Editor’s note: This article was initially published in The Daily Gazette, Swarthmore’s online, daily newspaper founded in Fall 1996. As of Fall 2018, the DG has merged with The Phoenix. See the about page to read more about the DG.
Many of us have noticed and complained about the inconveniently blocked walkways behind Parrish. The walkways are blocked because of the construction on Parrish’s roof, but what is the construction for?
According to Ralph Thayer, Director of Maintenance, it’s not exactly construction—it’s replacement. Good quality fiber-reinforced asphalt shingles have lives of about twenty years, and in the past few, the wind has been lifting more than a few of these shingles off Parrish’s roof.
“That’s generally an indicator that the asphalt in the shingle has dried to the point where it becomes brittle, rather than pliable. When a shingle reaches that stage, replacement is the only option,” says Thayer. “The roof pre-dates me, and I’ve been here 18 years…”

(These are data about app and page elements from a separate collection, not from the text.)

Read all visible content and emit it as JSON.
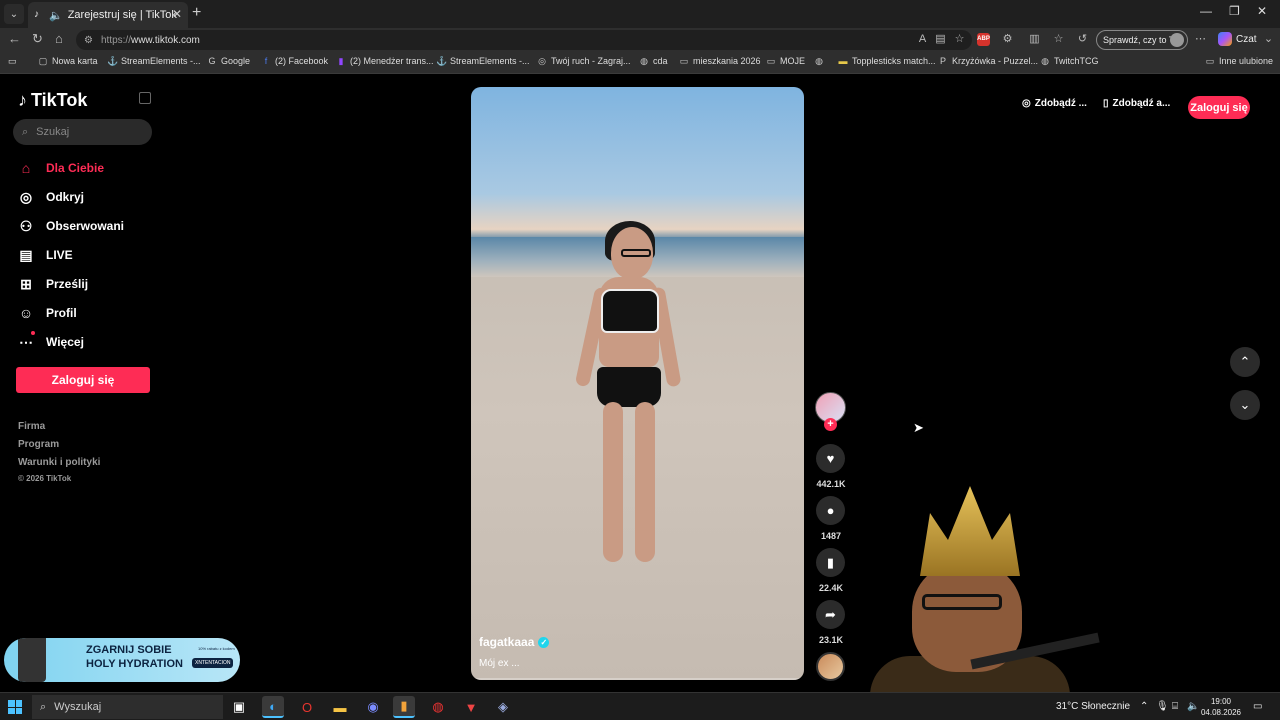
{
  "browser": {
    "tab_title": "Zarejestruj się | TikTok",
    "url_protocol": "https://",
    "url_host": "www.tiktok.com",
    "profile_prompt": "Sprawdź, czy to Ty",
    "copilot_label": "Czat",
    "abp_label": "ABP",
    "bookmarks": [
      {
        "label": "Nowa karta",
        "icon": "page-icon"
      },
      {
        "label": "StreamElements -...",
        "icon": "anchor-icon"
      },
      {
        "label": "Google",
        "icon": "google-icon"
      },
      {
        "label": "(2) Facebook",
        "icon": "facebook-icon"
      },
      {
        "label": "(2) Menedżer trans...",
        "icon": "twitch-icon"
      },
      {
        "label": "StreamElements -...",
        "icon": "anchor-icon"
      },
      {
        "label": "Twój ruch - Zagraj...",
        "icon": "game-icon"
      },
      {
        "label": "cda",
        "icon": "globe-icon"
      },
      {
        "label": "mieszkania 2026",
        "icon": "folder-icon"
      },
      {
        "label": "MOJE",
        "icon": "folder-icon"
      },
      {
        "label": "",
        "icon": "globe-icon"
      },
      {
        "label": "Topplesticks match...",
        "icon": "folder-icon"
      },
      {
        "label": "Krzyżówka - Puzzel...",
        "icon": "puzzle-icon"
      },
      {
        "label": "TwitchTCG",
        "icon": "globe-icon"
      }
    ],
    "other_favorites": "Inne ulubione"
  },
  "sidebar": {
    "logo": "TikTok",
    "search_placeholder": "Szukaj",
    "nav": [
      {
        "label": "Dla Ciebie",
        "icon": "home-icon",
        "active": true
      },
      {
        "label": "Odkryj",
        "icon": "compass-icon"
      },
      {
        "label": "Obserwowani",
        "icon": "following-icon"
      },
      {
        "label": "LIVE",
        "icon": "live-icon"
      },
      {
        "label": "Prześlij",
        "icon": "upload-icon"
      },
      {
        "label": "Profil",
        "icon": "profile-icon"
      },
      {
        "label": "Więcej",
        "icon": "more-icon"
      }
    ],
    "login_button": "Zaloguj się",
    "footer_links": [
      "Firma",
      "Program",
      "Warunki i polityki"
    ],
    "copyright": "© 2026 TikTok"
  },
  "header_right": {
    "get_coins": "Zdobądź ...",
    "get_app": "Zdobądź a...",
    "login": "Zaloguj się"
  },
  "video": {
    "username": "fagatkaaa",
    "description": "Mój ex ...",
    "likes": "442.1K",
    "comments": "1487",
    "saves": "22.4K",
    "shares": "23.1K"
  },
  "ad_overlay": {
    "line1": "ZGARNIJ SOBIE",
    "line2": "HOLY HYDRATION",
    "badge": "XNTENTACION",
    "small": "10% rabatu z kodem"
  },
  "taskbar": {
    "search_placeholder": "Wyszukaj",
    "weather": "31°C  Słonecznie",
    "time": "19:00",
    "date": "04.08.2026"
  }
}
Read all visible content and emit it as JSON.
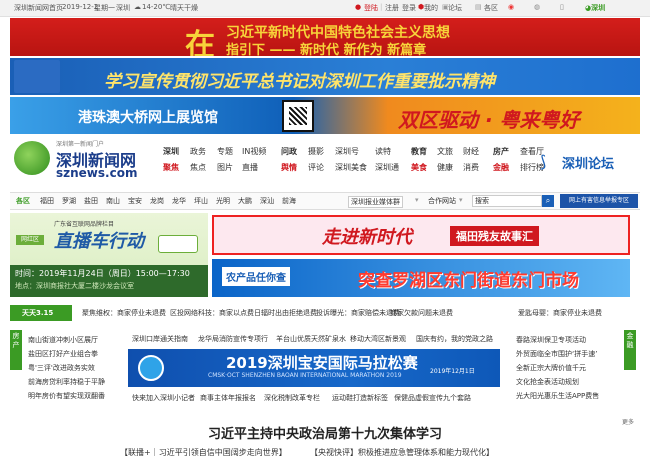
{
  "topbar": {
    "items": [
      "深圳新闻网首页",
      "2019-12-2",
      "星期一",
      "深圳",
      "14-20℃",
      "晴天干燥"
    ],
    "login": "登陆",
    "register": "注册",
    "leave": "登录",
    "about": "我的",
    "forum": "论坛",
    "area": "各区"
  },
  "banner1": {
    "text1": "在",
    "text2": "习近平新时代中国特色社会主义思想",
    "text3": "指引下 —— 新时代  新作为  新篇章"
  },
  "banner2": {
    "text": "学习宣传贯彻习近平总书记对深圳工作重要批示精神"
  },
  "banner3": {
    "text1": "港珠澳大桥网上展览馆",
    "text2": "双区驱动 · 粤来粤好"
  },
  "logo": {
    "slogan": "深圳第一新闻门户",
    "name": "深圳新闻网",
    "domain": "sznews.com"
  },
  "nav": {
    "columns": [
      [
        "深圳",
        "聚焦"
      ],
      [
        "政务",
        "焦点"
      ],
      [
        "专题",
        "图片"
      ],
      [
        "IN视频",
        "直播"
      ],
      [
        "问政",
        "舆情"
      ],
      [
        "摄影",
        "评论"
      ],
      [
        "深圳号",
        "深圳美食"
      ],
      [
        "读特",
        "深圳通"
      ],
      [
        "教育",
        "美食"
      ],
      [
        "文旅",
        "健康"
      ],
      [
        "财经",
        "消费"
      ],
      [
        "房产",
        "金融"
      ],
      [
        "查看厅",
        "排行榜"
      ]
    ]
  },
  "forum": {
    "label": "深圳论坛"
  },
  "chanbar": {
    "items": [
      "各区",
      "福田",
      "罗湖",
      "盐田",
      "南山",
      "宝安",
      "龙岗",
      "龙华",
      "坪山",
      "光明",
      "大鹏",
      "深汕",
      "前海"
    ],
    "group": "深圳报业媒体群",
    "partner": "合作网站",
    "search_label": "搜索",
    "report": "网上有害信息举报专区"
  },
  "promo": {
    "header": "广东省互联网品牌栏目",
    "title": "直播车行动",
    "date": "时间：2019年11月24日（周日）15:00—17:30",
    "place": "地点：深圳商报社大厦二楼沙龙会议室",
    "badge": "网红区"
  },
  "promo_r1": {
    "title": "走进新时代",
    "subtitle": "福田残友故事汇"
  },
  "promo_r2": {
    "tag": "农产品任你查",
    "title": "突查罗湖区东门街道东门市场"
  },
  "ticker": {
    "badge": "天天3.15",
    "items": [
      "聚焦维权：商家停业未退费",
      "区投网络科技：商家以点费日辐时出由拒绝退费",
      "投诉曝光：商家赔偿未退费",
      "商家处理不解决用户不执行",
      "报业集团投诉公告",
      "商家欠款问题未退费",
      "爱匙母婴：商家停业未退费"
    ]
  },
  "left_news": [
    "南山街道冲刺小区展厅",
    "盐田区打好产业组合拳",
    "粤'三评'改进政务实效",
    "前海房贷利率持稳于平静",
    "明年房价有望实现双翻番"
  ],
  "right_news": [
    "春路深圳保卫专项活动",
    "外贸面临全市围护‘拼手速’",
    "全新正宗大牌价值千元",
    "文化抢金表活动规划",
    "光大阳光惠乐生活APP费售"
  ],
  "mid_news": {
    "row1": [
      "深圳口岸通关指南",
      "龙华局消防宣传专项行",
      "羊台山优质天然矿泉水",
      "移动大湾区新景观",
      "国庆有约，我的党政之路"
    ],
    "row2": [
      "快来加入深圳小记者",
      "商事主体年报报名",
      "深化税制改革专栏",
      "运动鞋打造新标签",
      "保健品虚假宣传九个套路"
    ]
  },
  "marathon": {
    "title": "2019深圳宝安国际马拉松赛",
    "subtitle": "CMSK·OCT SHENZHEN BAOAN INTERNATIONAL MARATHON 2019",
    "date": "2019年12月1日"
  },
  "side_tags": {
    "left": "房产",
    "right": "金融"
  },
  "headline": {
    "title": "习近平主持中央政治局第十九次集体学习",
    "sub1": "【联播+｜习近平引领自信中国阔步走向世界】",
    "sub2": "【央视快评】积极推进应急管理体系和能力现代化】"
  },
  "more": {
    "label": "更多"
  },
  "colors": {
    "brand_red": "#d0181f",
    "brand_green": "#3b9b24",
    "link_blue": "#1a5fb6"
  }
}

For this project, the maintenance department is replacing the old asphalt shingles with thicker dimensional shingles for their more textured look, longer life, and adaptability to the scale of the building.
Right now, they are only replacing the shingles on the North Wing (the lower roof, now complete, and the upper roof adjacent to the WSRN offices). They intend to eventually replace the entire roof, including the domes, which are natural slate tile, and sheet metal details.